Grab-and-play is a software that uses supervised learning for rapid prototyping of motion-sound mappings.
It allows people to sketch gesture design ideas by only demonstrating how they might move using a given input device. Supervised learning is then used to rapidly generate alternative mappings that satisfies the constraints encoded by people’s demonstrated motion.
Grab-and-play results from a user-centered design process of supervised learning led in parallel with expert musicians and music therapy stakeholders. We were interested in understanding how interactive supervised learning could support similar patterns of creative expression in both expert and non-expert musicians.
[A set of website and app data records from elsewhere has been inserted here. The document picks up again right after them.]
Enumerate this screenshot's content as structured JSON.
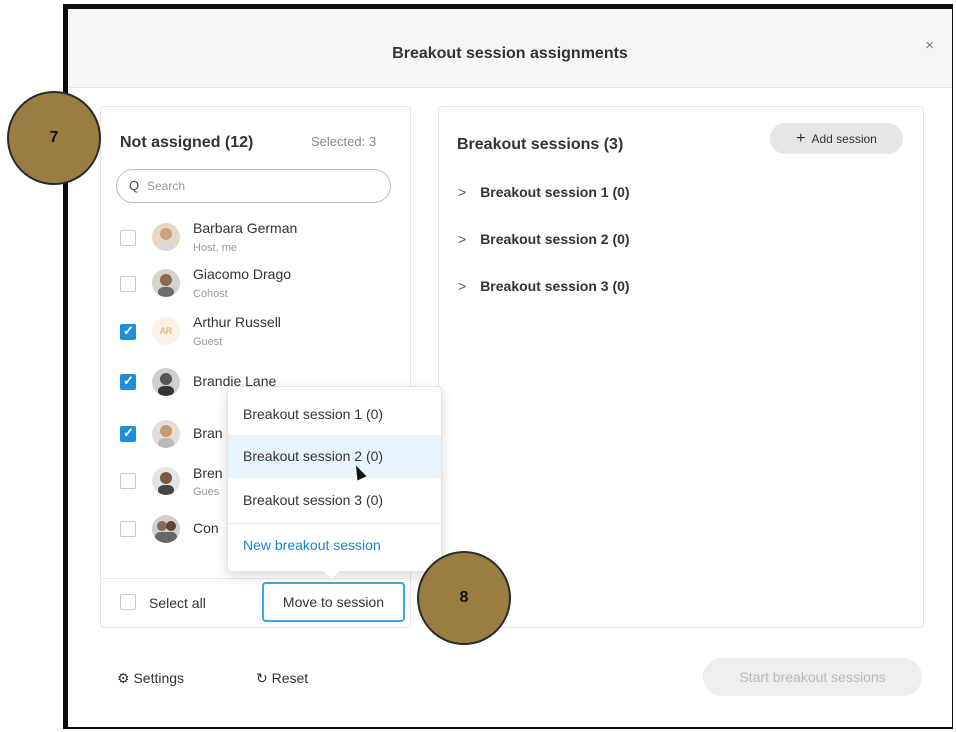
{
  "dialog": {
    "title": "Breakout session assignments",
    "close_label": "×"
  },
  "left": {
    "heading": "Not assigned (12)",
    "selected": "Selected: 3",
    "search": {
      "icon": "Q",
      "placeholder": "Search"
    },
    "people": [
      {
        "name": "Barbara German",
        "role": "Host, me",
        "checked": false
      },
      {
        "name": "Giacomo Drago",
        "role": "Cohost",
        "checked": false
      },
      {
        "name": "Arthur Russell",
        "role": "Guest",
        "checked": true,
        "initials": "AR"
      },
      {
        "name": "Brandie Lane",
        "role": "",
        "checked": true
      },
      {
        "name": "Bran",
        "role": "",
        "checked": true
      },
      {
        "name": "Bren",
        "role": "Gues",
        "checked": false
      },
      {
        "name": "Con",
        "role": "",
        "checked": false
      }
    ],
    "select_all": "Select all",
    "move_button": "Move to session"
  },
  "right": {
    "heading": "Breakout sessions (3)",
    "add_session": "Add session",
    "add_icon": "+",
    "chevron": ">",
    "sessions": [
      "Breakout session 1 (0)",
      "Breakout session 2 (0)",
      "Breakout session 3 (0)"
    ]
  },
  "popup": {
    "items": [
      "Breakout session 1 (0)",
      "Breakout session 2 (0)",
      "Breakout session 3 (0)"
    ],
    "highlighted_index": 1,
    "new_session": "New breakout session"
  },
  "footer": {
    "settings": "Settings",
    "settings_icon": "⚙",
    "reset": "Reset",
    "reset_icon": "↻",
    "start": "Start breakout sessions"
  },
  "badges": [
    "7",
    "8"
  ],
  "colors": {
    "accent": "#1f8fd8",
    "badge": "#9a7d42",
    "link": "#1a86c9"
  }
}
The final version of the software was applied to the Sound Control action research project, as well as to a performance for the yug music project.
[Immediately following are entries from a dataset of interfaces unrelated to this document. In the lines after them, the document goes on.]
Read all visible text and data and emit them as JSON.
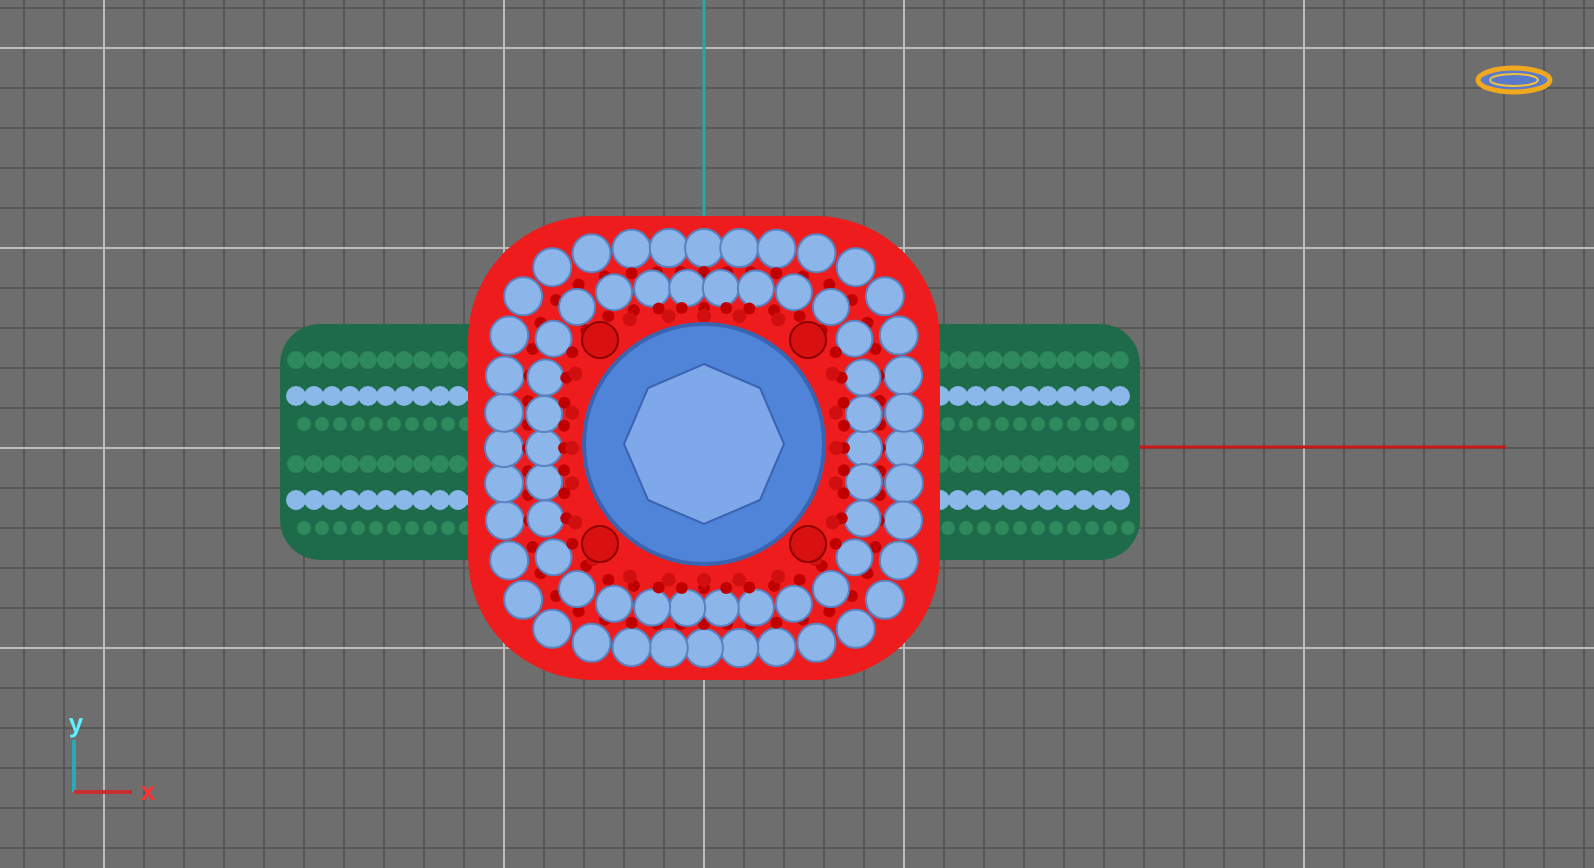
{
  "viewport": {
    "axis_widget": {
      "y_label": "y",
      "x_label": "x"
    }
  }
}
The software implements four methods for steering supervised learning modelling, offering different degrees of control and discovery over the sketching process. It exists as a Java extension to the Wekinator, which uses the OSC protocol to link given gestural controllers to sound synthesis engines such as ChucK or Max/MSP.
The project was developed with Rebecca Fiebrink in collaboration with the Department of Computing of Goldsmiths University of London, in the context of the ENS Paris-Saclay Pre-doctoral Research program.
Available on GitHub